The concept of collaborative divorce has grown in popularity over the past decade, and it has become something of a divorce trend as of late. Many Texas spouses want to end their marriage on good terms with their soon-to-be ex, and choose to work together to resolve the issues within their military divorce. Some will even choose to use one attorney to handle the entire process, rather than each party retaining his or her own legal counsel.
For those in Texas who are preparing to divorce, figuring out the financial aspects of that process can be an uphill battle. This is especially true for those who have taken a backseat to managing the family's finances. During the course of a military divorce, there are a great many decisions to be made regarding money matters, and the outcome of those decisions will have a lasting impact on all parties. Fortunately, there is professional guidance available to help spouses make the best possible decisions. Known as Certified Divorce Financial Analysts, or CDFAs, these professionals are well-versed in all of the financial aspects of divorce.
The close of a marriage affects everyone differently, but there is a body of research that focuses on how men and women are affected by divorce in different ways. One recent study looked at the nutrition habits of both men and women in an effort to find out if divorce causes changes in diet, and whether those changes are different for men and women. For men in Texas who are preparing for a military divorce, the findings may be of interest.
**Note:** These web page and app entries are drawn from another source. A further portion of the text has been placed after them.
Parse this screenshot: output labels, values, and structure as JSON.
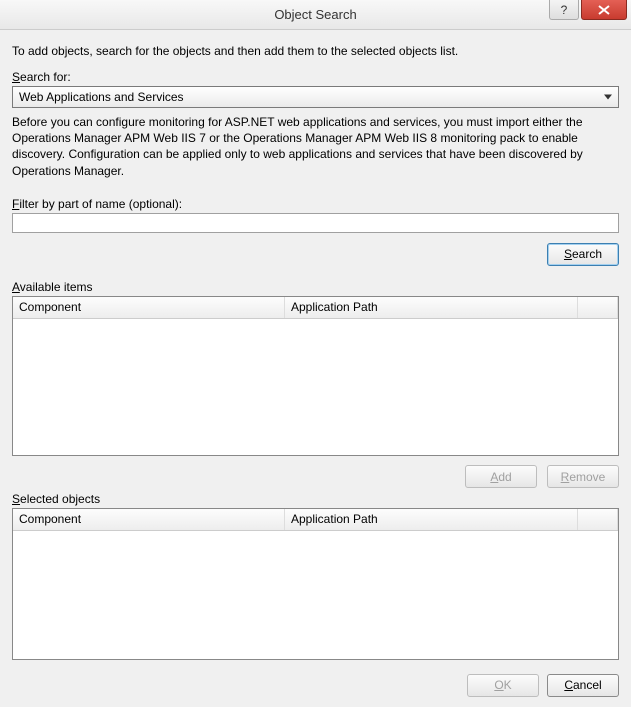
{
  "window": {
    "title": "Object Search",
    "help_symbol": "?",
    "close_label": "Close"
  },
  "instruction": "To add objects, search for the objects and then add them to the selected objects list.",
  "search_for": {
    "label_pre": "S",
    "label_rest": "earch for:",
    "selected": "Web Applications and Services"
  },
  "description": "Before you can configure monitoring for ASP.NET web applications and services, you must import either the Operations Manager APM Web IIS 7 or the Operations Manager APM Web IIS 8 monitoring pack to enable discovery. Configuration can be applied only to web applications and services that have been discovered by Operations Manager.",
  "filter": {
    "label_pre": "F",
    "label_rest": "ilter by part of name (optional):",
    "value": ""
  },
  "buttons": {
    "search_pre": "S",
    "search_rest": "earch",
    "add_pre": "A",
    "add_rest": "dd",
    "remove_pre": "R",
    "remove_rest": "emove",
    "ok_pre": "O",
    "ok_rest": "K",
    "cancel_pre": "C",
    "cancel_rest": "ancel"
  },
  "available": {
    "label_pre": "A",
    "label_rest": "vailable items",
    "columns": {
      "component": "Component",
      "apppath": "Application Path"
    },
    "rows": []
  },
  "selected": {
    "label_pre": "S",
    "label_rest": "elected objects",
    "columns": {
      "component": "Component",
      "apppath": "Application Path"
    },
    "rows": []
  }
}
Processing the end of a marriage is never an easy task, and, for those in Texas who are also juggling work responsibilities, it is easy to feel as though the ball is being dropped in one court or the other. Adopting coping strategies for moving through a military divorce is critical to success. The following tips are offered to help spouses take care of both their divorce needs and their work obligations.